not only [did they throw] away the mainspring of the story, they evaded the whole basic issue of discrimination against the Negro.... Hollywood’s attitude to the Negro in films has been dictated all too often by box-office considerations: they are afraid of losing money in the Jim Crow South.

The prizefight in the adaptation features an exchange of blows between Stoker and his opponent that is very close to the original, though the opponent's name is changed.[1]

Joan Blondell was first thought of the wife's character before signing Audrey Totter for the role.

Dore Schary, the uncredited executive producer who apparently got the project going at RKO before his 1948 move to MGM,[1] is credited with giving the film a real time narrative structure, three years before the device was used in High Noon.[1] Prior to The Set-Up, Richard Goldstone's production credits had been limited to a half-dozen Our Gang comedy shorts.[1]


Critical response[edit]
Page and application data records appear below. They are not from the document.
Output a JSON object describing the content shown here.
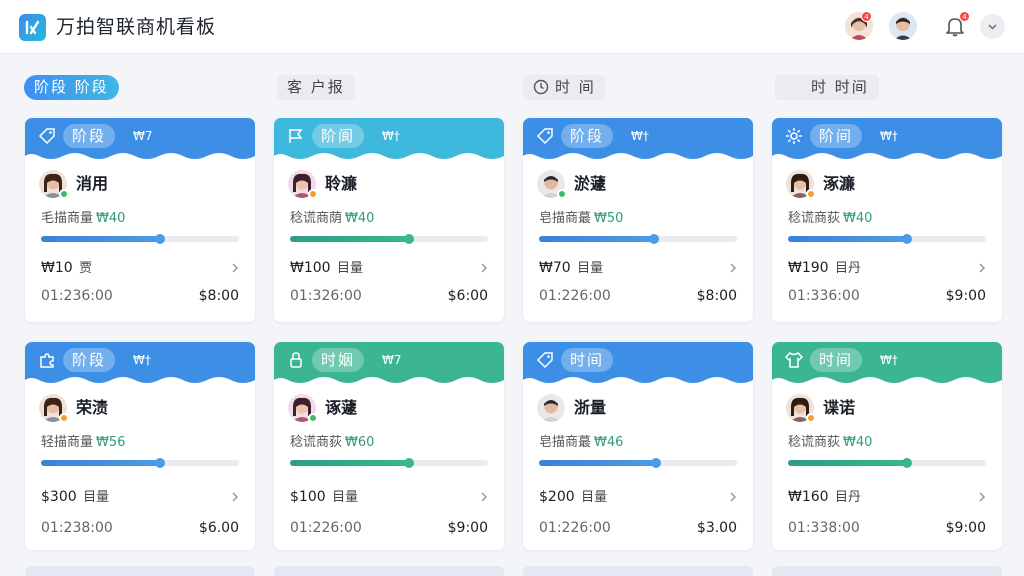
{
  "header": {
    "title": "万拍智联商机看板",
    "user_badge": "4",
    "bell_badge": "4",
    "colors": {
      "logo": "#3b8cf0",
      "badge": "#f04848"
    }
  },
  "filters": [
    {
      "label": "阶段 阶段",
      "active": true
    },
    {
      "label": "客 户报",
      "active": false
    },
    {
      "label": "时 间",
      "active": false,
      "icon": "clock-icon"
    },
    {
      "label": "时 时间",
      "active": false
    }
  ],
  "cards": [
    {
      "stage": "阶段",
      "tag": "₩7",
      "head_icon": "tag-icon",
      "name": "消用",
      "prob_label": "毛描商量",
      "prob_value": "₩40",
      "progress": 0.6,
      "amount": "₩10",
      "amount_unit": "贾",
      "time_left": "01:236:00",
      "time_right": "$8:00",
      "status": "#3dbb6a",
      "theme": "blue"
    },
    {
      "stage": "阶阆",
      "tag": "₩†",
      "head_icon": "flag-icon",
      "name": "聆濂",
      "prob_label": "稔谎商荫",
      "prob_value": "₩40",
      "progress": 0.6,
      "amount": "₩100",
      "amount_unit": "目量",
      "time_left": "01:326:00",
      "time_right": "$6:00",
      "status": "#f0a030",
      "theme": "cyan"
    },
    {
      "stage": "阶段",
      "tag": "₩†",
      "head_icon": "tag-icon",
      "name": "淤蘧",
      "prob_label": "皂描商蕞",
      "prob_value": "₩50",
      "progress": 0.58,
      "amount": "₩70",
      "amount_unit": "目量",
      "time_left": "01:226:00",
      "time_right": "$8:00",
      "status": "#3dbb6a",
      "theme": "blue"
    },
    {
      "stage": "阶间",
      "tag": "₩†",
      "head_icon": "gear-icon",
      "name": "涿濂",
      "prob_label": "稔谎商荻",
      "prob_value": "₩40",
      "progress": 0.6,
      "amount": "₩190",
      "amount_unit": "目丹",
      "time_left": "01:336:00",
      "time_right": "$9:00",
      "status": "#f0a030",
      "theme": "blue"
    },
    {
      "stage": "阶段",
      "tag": "₩†",
      "head_icon": "puzzle-icon",
      "name": "荣渍",
      "prob_label": "轻描商量",
      "prob_value": "₩56",
      "progress": 0.6,
      "amount": "$300",
      "amount_unit": "目量",
      "time_left": "01:238:00",
      "time_right": "$6.00",
      "status": "#f0a030",
      "theme": "blue"
    },
    {
      "stage": "时姻",
      "tag": "₩7",
      "head_icon": "lock-icon",
      "name": "诼蘧",
      "prob_label": "稔谎商荻",
      "prob_value": "₩60",
      "progress": 0.6,
      "amount": "$100",
      "amount_unit": "目量",
      "time_left": "01:226:00",
      "time_right": "$9:00",
      "status": "#3dbb6a",
      "theme": "green"
    },
    {
      "stage": "时间",
      "tag": "",
      "head_icon": "tag-icon",
      "name": "浙量",
      "prob_label": "皂描商蕞",
      "prob_value": "₩46",
      "progress": 0.59,
      "amount": "$200",
      "amount_unit": "目量",
      "time_left": "01:226:00",
      "time_right": "$3.00",
      "status": "",
      "theme": "blue"
    },
    {
      "stage": "时间",
      "tag": "₩†",
      "head_icon": "shirt-icon",
      "name": "谍诺",
      "prob_label": "稔谎商荻",
      "prob_value": "₩40",
      "progress": 0.6,
      "amount": "₩160",
      "amount_unit": "目丹",
      "time_left": "01:338:00",
      "time_right": "$9:00",
      "status": "#f0a030",
      "theme": "green"
    }
  ],
  "themes": {
    "blue": {
      "head": "#3d8fe6",
      "fill": "#3b82d8"
    },
    "cyan": {
      "head": "#3fb8dd",
      "fill": "#2e9b88"
    },
    "green": {
      "head": "#3bb691",
      "fill": "#2e9b88"
    }
  }
}
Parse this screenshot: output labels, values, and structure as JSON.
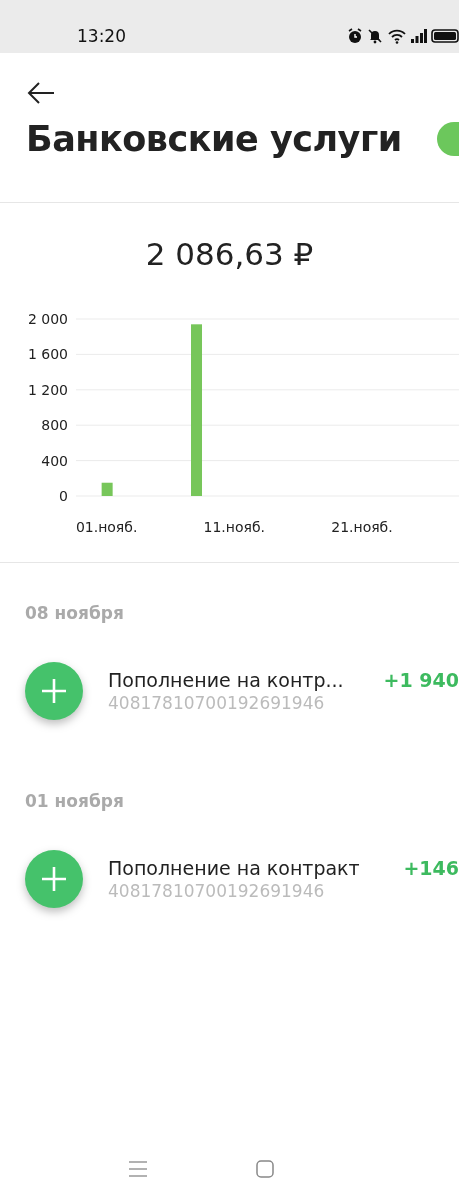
{
  "status_bar": {
    "time": "13:20"
  },
  "header": {
    "title": "Банковские услуги"
  },
  "total": "2 086,63 ₽",
  "chart_data": {
    "type": "bar",
    "x": [
      1,
      8
    ],
    "values": [
      150,
      1940
    ],
    "grid": true,
    "xlim": [
      -1.4,
      28.6
    ],
    "ylim": [
      0,
      2000
    ],
    "xticks": [
      {
        "value": 1,
        "label": "01.нояб."
      },
      {
        "value": 11,
        "label": "11.нояб."
      },
      {
        "value": 21,
        "label": "21.нояб."
      }
    ],
    "yticks": [
      {
        "value": 0,
        "label": "0"
      },
      {
        "value": 400,
        "label": "400"
      },
      {
        "value": 800,
        "label": "800"
      },
      {
        "value": 1200,
        "label": "1 200"
      },
      {
        "value": 1600,
        "label": "1 600"
      },
      {
        "value": 2000,
        "label": "2 000"
      }
    ]
  },
  "groups": [
    {
      "date": "08 ноября",
      "transactions": [
        {
          "title": "Пополнение на контр...",
          "account": "40817810700192691946",
          "amount": "+1 940"
        }
      ]
    },
    {
      "date": "01 ноября",
      "transactions": [
        {
          "title": "Пополнение на контракт",
          "account": "40817810700192691946",
          "amount": "+146"
        }
      ]
    }
  ]
}
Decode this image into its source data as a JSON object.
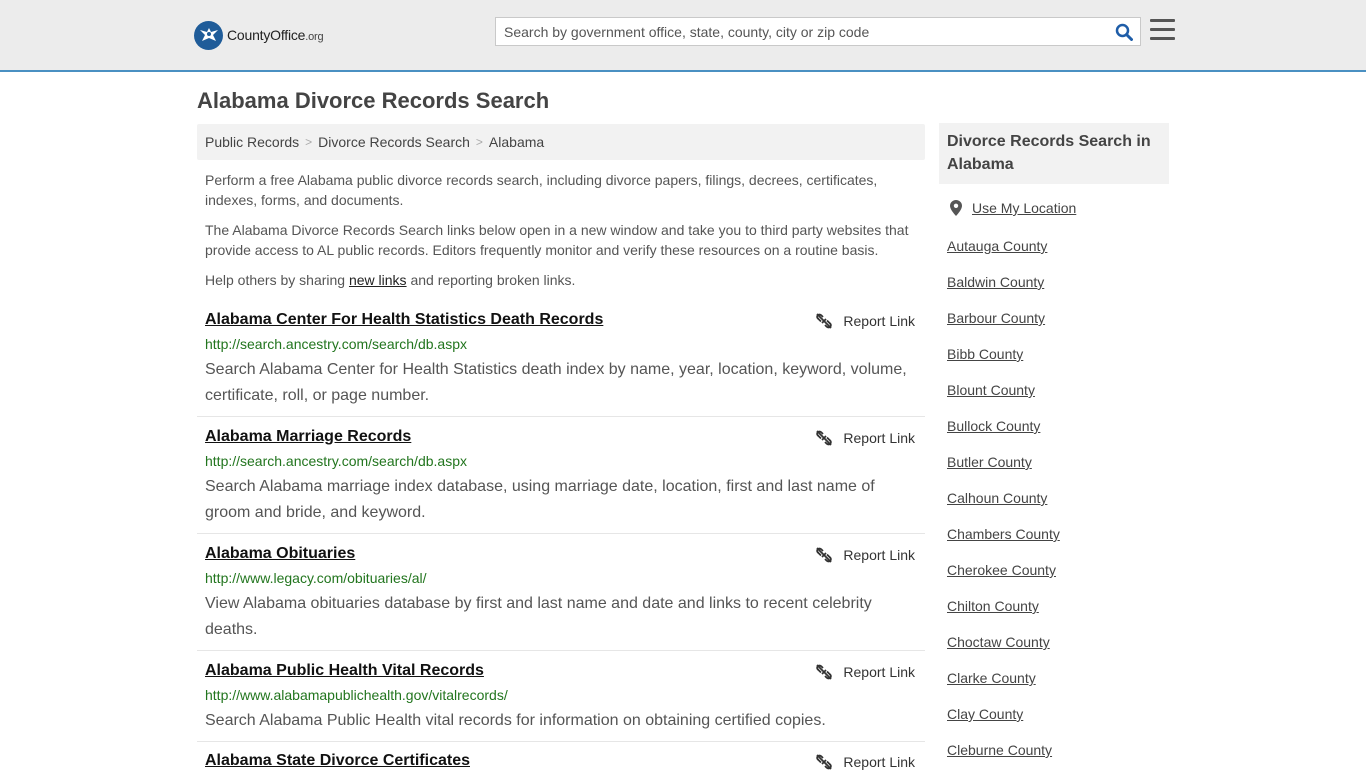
{
  "header": {
    "logo_main": "CountyOffice",
    "logo_ext": ".org",
    "search_placeholder": "Search by government office, state, county, city or zip code"
  },
  "page_title": "Alabama Divorce Records Search",
  "breadcrumb": [
    {
      "label": "Public Records"
    },
    {
      "label": "Divorce Records Search"
    },
    {
      "label": "Alabama"
    }
  ],
  "intro": {
    "p1": "Perform a free Alabama public divorce records search, including divorce papers, filings, decrees, certificates, indexes, forms, and documents.",
    "p2": "The Alabama Divorce Records Search links below open in a new window and take you to third party websites that provide access to AL public records. Editors frequently monitor and verify these resources on a routine basis.",
    "p3_before": "Help others by sharing ",
    "p3_link": "new links",
    "p3_after": " and reporting broken links."
  },
  "report_label": "Report Link",
  "results": [
    {
      "title": "Alabama Center For Health Statistics Death Records",
      "url": "http://search.ancestry.com/search/db.aspx",
      "desc": "Search Alabama Center for Health Statistics death index by name, year, location, keyword, volume, certificate, roll, or page number."
    },
    {
      "title": "Alabama Marriage Records",
      "url": "http://search.ancestry.com/search/db.aspx",
      "desc": "Search Alabama marriage index database, using marriage date, location, first and last name of groom and bride, and keyword."
    },
    {
      "title": "Alabama Obituaries",
      "url": "http://www.legacy.com/obituaries/al/",
      "desc": "View Alabama obituaries database by first and last name and date and links to recent celebrity deaths."
    },
    {
      "title": "Alabama Public Health Vital Records",
      "url": "http://www.alabamapublichealth.gov/vitalrecords/",
      "desc": "Search Alabama Public Health vital records for information on obtaining certified copies."
    },
    {
      "title": "Alabama State Divorce Certificates",
      "url": "",
      "desc": ""
    }
  ],
  "sidebar": {
    "heading": "Divorce Records Search in Alabama",
    "use_location": "Use My Location",
    "counties": [
      "Autauga County",
      "Baldwin County",
      "Barbour County",
      "Bibb County",
      "Blount County",
      "Bullock County",
      "Butler County",
      "Calhoun County",
      "Chambers County",
      "Cherokee County",
      "Chilton County",
      "Choctaw County",
      "Clarke County",
      "Clay County",
      "Cleburne County"
    ]
  },
  "colors": {
    "header_bg": "#ececec",
    "header_border": "#4a90c2",
    "logo_badge": "#1f5c99",
    "search_icon": "#1e5da8",
    "url_green": "#22751e",
    "panel_bg": "#f2f2f2"
  },
  "icons": {
    "logo": "eagle-seal-icon",
    "search": "search-icon",
    "menu": "hamburger-menu-icon",
    "report": "broken-link-icon",
    "location": "map-pin-icon"
  }
}
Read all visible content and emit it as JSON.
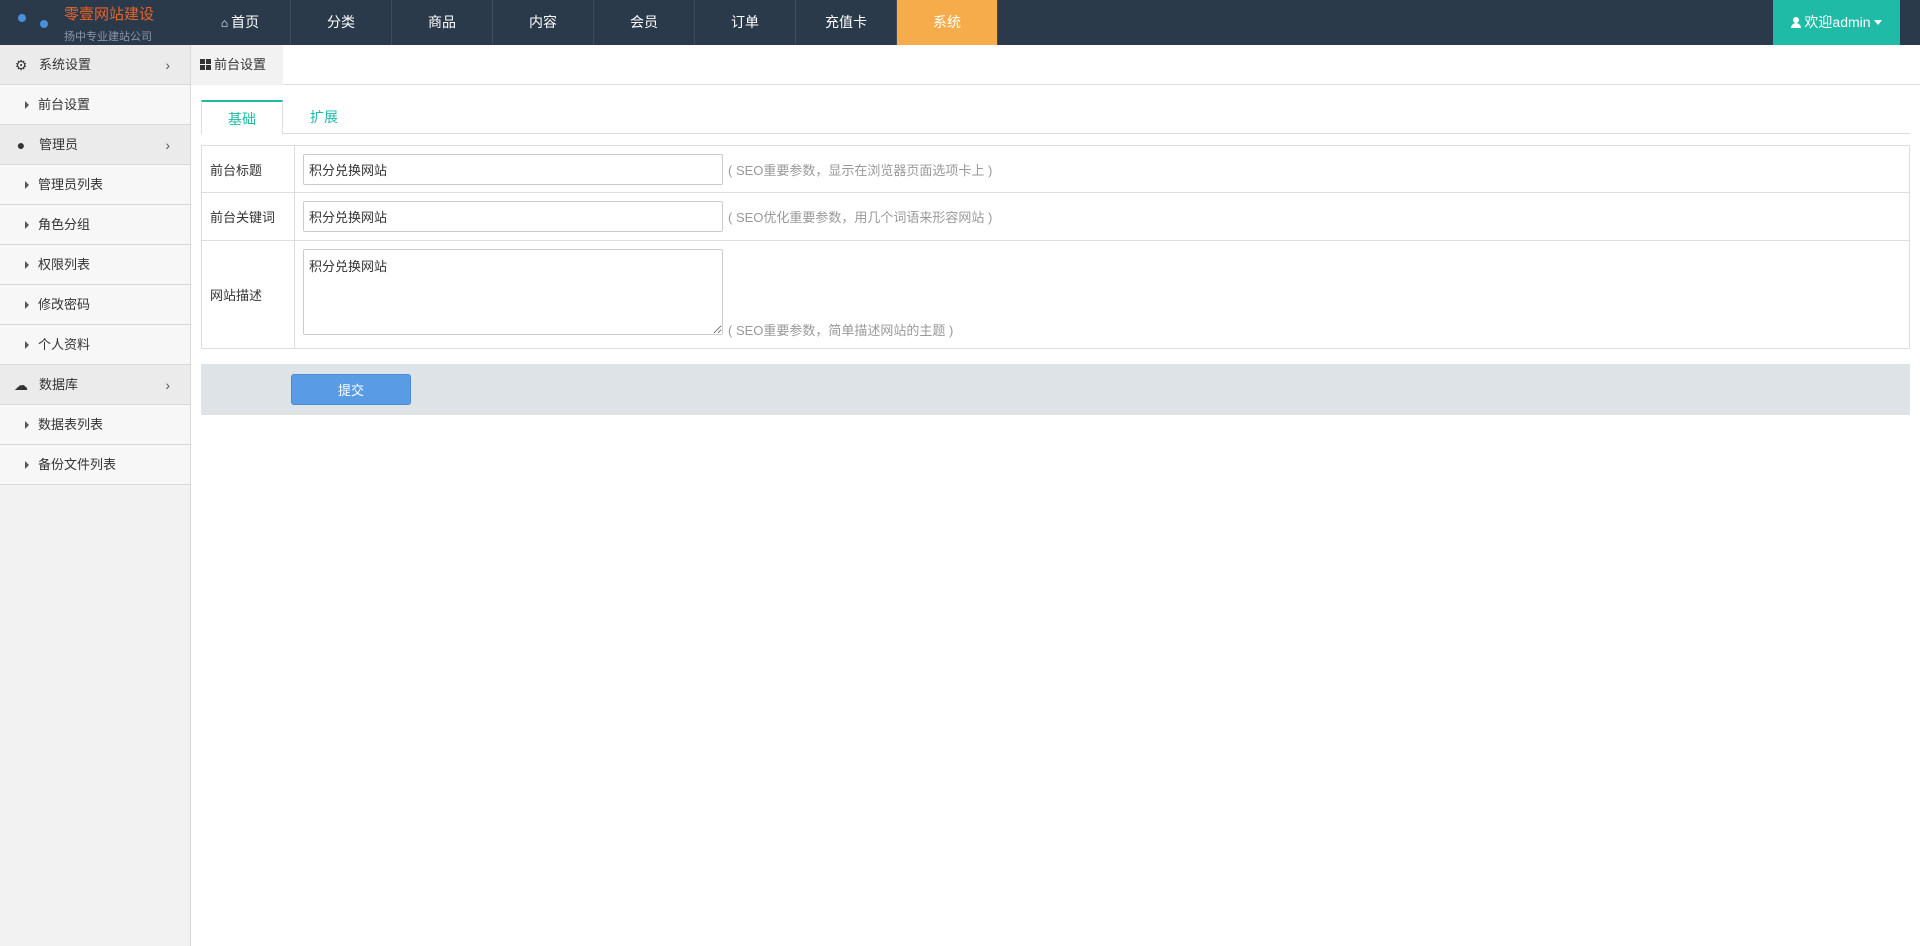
{
  "brand": {
    "title": "零壹网站建设",
    "subtitle": "扬中专业建站公司"
  },
  "topnav": {
    "items": [
      {
        "label": "首页",
        "icon": "home-icon",
        "active": false
      },
      {
        "label": "分类",
        "active": false
      },
      {
        "label": "商品",
        "active": false
      },
      {
        "label": "内容",
        "active": false
      },
      {
        "label": "会员",
        "active": false
      },
      {
        "label": "订单",
        "active": false
      },
      {
        "label": "充值卡",
        "active": false
      },
      {
        "label": "系统",
        "active": true
      }
    ],
    "active_color": "#f7ac4c",
    "user_label": "欢迎admin",
    "user_color": "#1fbba6"
  },
  "sidebar": {
    "groups": [
      {
        "label": "系统设置",
        "icon": "gears-icon",
        "items": [
          "前台设置"
        ]
      },
      {
        "label": "管理员",
        "icon": "person-icon",
        "items": [
          "管理员列表",
          "角色分组",
          "权限列表",
          "修改密码",
          "个人资料"
        ]
      },
      {
        "label": "数据库",
        "icon": "cloud-icon",
        "items": [
          "数据表列表",
          "备份文件列表"
        ]
      }
    ]
  },
  "page_tab": {
    "label": "前台设置"
  },
  "tabs": [
    {
      "label": "基础",
      "active": true
    },
    {
      "label": "扩展",
      "active": false
    }
  ],
  "form": {
    "rows": [
      {
        "label": "前台标题",
        "value": "积分兑换网站",
        "hint": "( SEO重要参数，显示在浏览器页面选项卡上 )"
      },
      {
        "label": "前台关键词",
        "value": "积分兑换网站",
        "hint": "( SEO优化重要参数，用几个词语来形容网站 )"
      },
      {
        "label": "网站描述",
        "value": "积分兑换网站",
        "hint": "( SEO重要参数，简单描述网站的主题 )"
      }
    ],
    "submit_label": "提交"
  }
}
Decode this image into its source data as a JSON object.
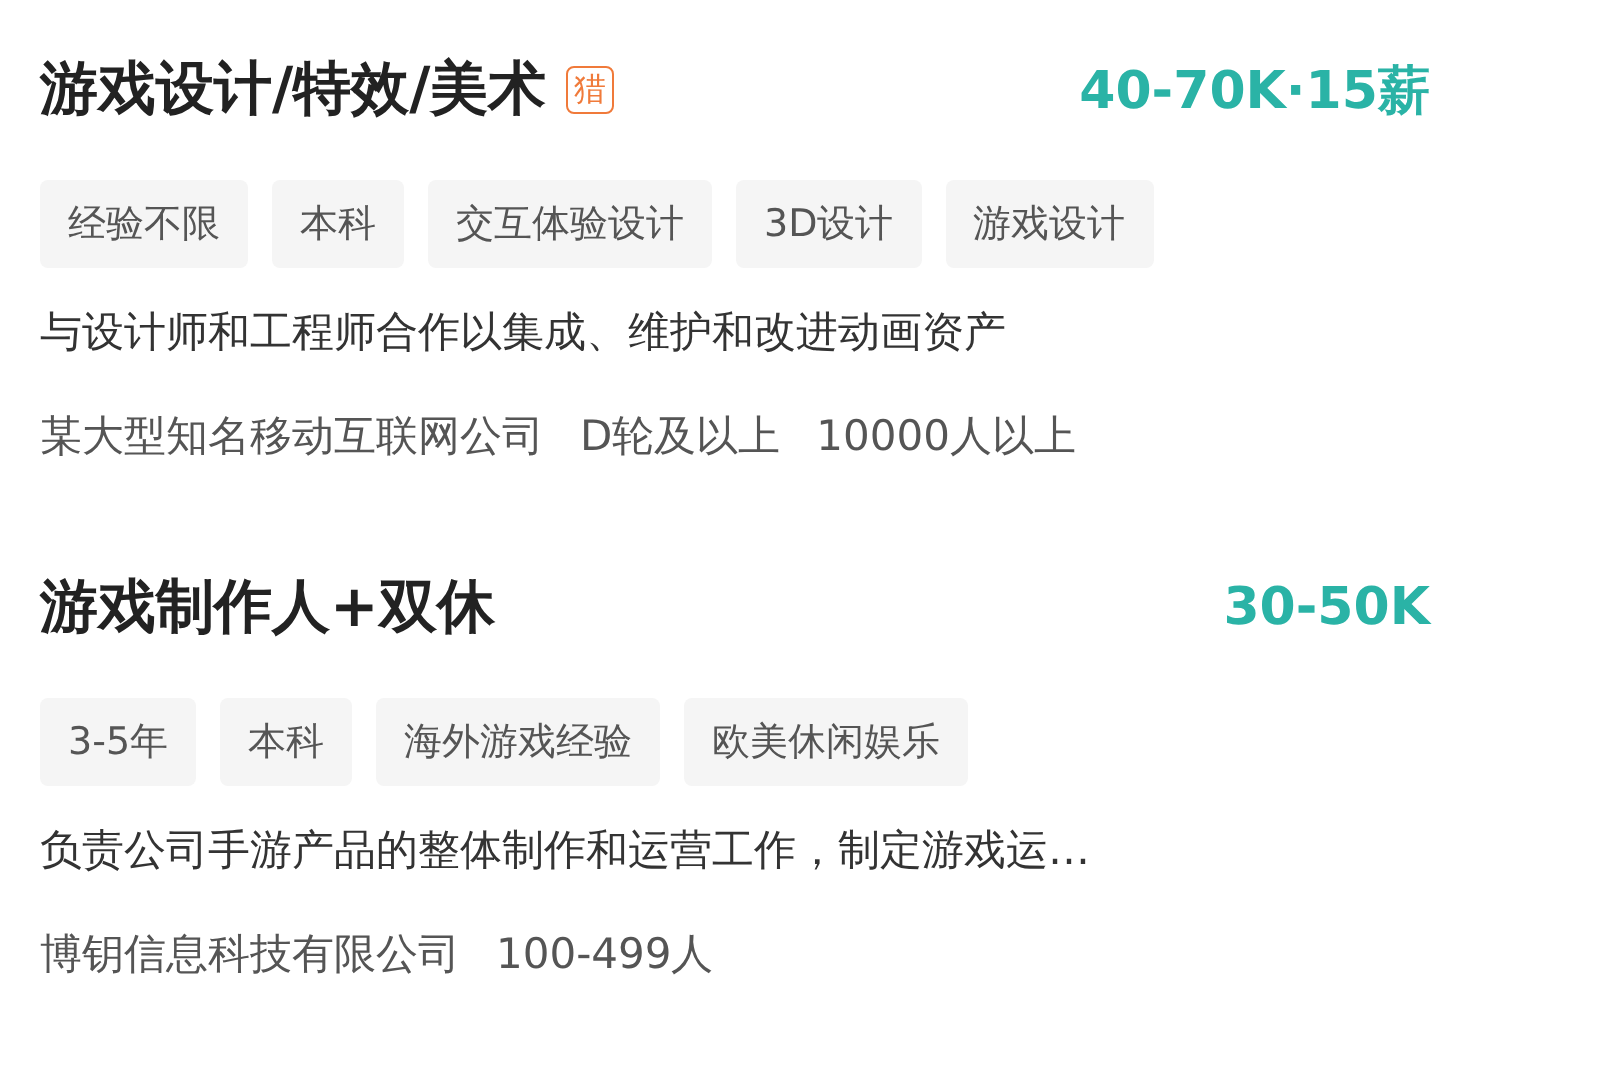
{
  "jobs": [
    {
      "title": "游戏设计/特效/美术",
      "badge": "猎",
      "salary": "40-70K·15薪",
      "tags": [
        "经验不限",
        "本科",
        "交互体验设计",
        "3D设计",
        "游戏设计"
      ],
      "description": "与设计师和工程师合作以集成、维护和改进动画资产",
      "company_info": [
        "某大型知名移动互联网公司",
        "D轮及以上",
        "10000人以上"
      ]
    },
    {
      "title": "游戏制作人+双休",
      "salary": "30-50K",
      "tags": [
        "3-5年",
        "本科",
        "海外游戏经验",
        "欧美休闲娱乐"
      ],
      "description": "负责公司手游产品的整体制作和运营工作，制定游戏运…",
      "company_info": [
        "博钥信息科技有限公司",
        "100-499人"
      ]
    }
  ]
}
When the film was released The New York Times reviewed the drama and lauded the picture's screenplay and the realistic depiction of the boxing milieu; they wrote, "This RKO a sizzling melodrama. The men who made it have nothing good to say about the sordid phase of the business under examination and their roving, revealing camera paints an even blacker picture of the type of fight fan who revels in sheer brutality. The sweaty, stale-smoke atmosphere of an ill-ventilated smalltime arena and the ringside types who work themselves into a savage frenzy have been put on the screen in harsh, realistic terms. And the great expectations and shattered hopes which are the drama of the dressing room also have been brought to vivid, throbbing life in the shrewd direction of Robert Wise and the understanding, colloquial dialogue written into the script by Art Cohn."[4]

Jefferson Hunter in a summer 2008 essay for The Hudson Review, said:[1]

All through The Set-Up, we see confirmed the oldest of truisms about film, that it tells its stories best in images, in what can be shown—a crowd’s blood lust, the boxers’ awareness of what’s coming to them in the end—as opposed to what is spoken or narrated.




Notable quote[edit]

  • Red: I tell you, Tiny, you gotta let him in on it.
Tiny: How many times I gotta say it? There's no percentage in smartenin' up a chump.


  1. ^ a b c d e f g h i j Joseph Moncure March: Poem Noir Becomes Prizefight Film from The Hudson Review
  2. ^ Variety film review; March 23, 1949, page 8.
  3. ^ Harrison's Reports film review; March 26, 1949, page 50.
  4. ^ The New York Times. Film review of The Set-Up, March 30, 1949. Last accessed: December 14, 2007.
  5. ^ "Festival de Cannes: The Set-Up". Retrieved 2009-01-11. 

External links[edit]